▽
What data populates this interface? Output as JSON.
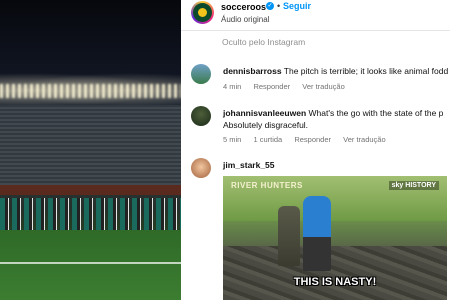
{
  "post": {
    "username": "socceroos",
    "follow_label": "Seguir",
    "subtitle": "Áudio original",
    "hidden_note": "Oculto pelo Instagram"
  },
  "comments": [
    {
      "username": "dennisbarross",
      "text": "The pitch is terrible; it looks like animal fodd",
      "time": "4 min",
      "reply": "Responder",
      "translate": "Ver tradução"
    },
    {
      "username": "johannisvanleeuwen",
      "text": "What's the go with the state of the p",
      "text2": "Absolutely disgraceful.",
      "time": "5 min",
      "likes": "1 curtida",
      "reply": "Responder",
      "translate": "Ver tradução"
    },
    {
      "username": "jim_stark_55",
      "video": {
        "logo": "RIVER HUNTERS",
        "channel": "sky HISTORY",
        "caption": "THIS IS NASTY!"
      }
    }
  ]
}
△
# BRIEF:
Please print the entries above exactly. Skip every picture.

# FINAL ANSWER:
What data populates this interface? Output as JSON.
{
  "post": {
    "username": "socceroos",
    "follow_label": "Seguir",
    "subtitle": "Áudio original",
    "hidden_note": "Oculto pelo Instagram"
  },
  "comments": [
    {
      "username": "dennisbarross",
      "text": "The pitch is terrible; it looks like animal fodd",
      "time": "4 min",
      "reply": "Responder",
      "translate": "Ver tradução"
    },
    {
      "username": "johannisvanleeuwen",
      "text": "What's the go with the state of the p",
      "text2": "Absolutely disgraceful.",
      "time": "5 min",
      "likes": "1 curtida",
      "reply": "Responder",
      "translate": "Ver tradução"
    },
    {
      "username": "jim_stark_55",
      "video": {
        "logo": "RIVER HUNTERS",
        "channel": "sky HISTORY",
        "caption": "THIS IS NASTY!"
      }
    }
  ]
}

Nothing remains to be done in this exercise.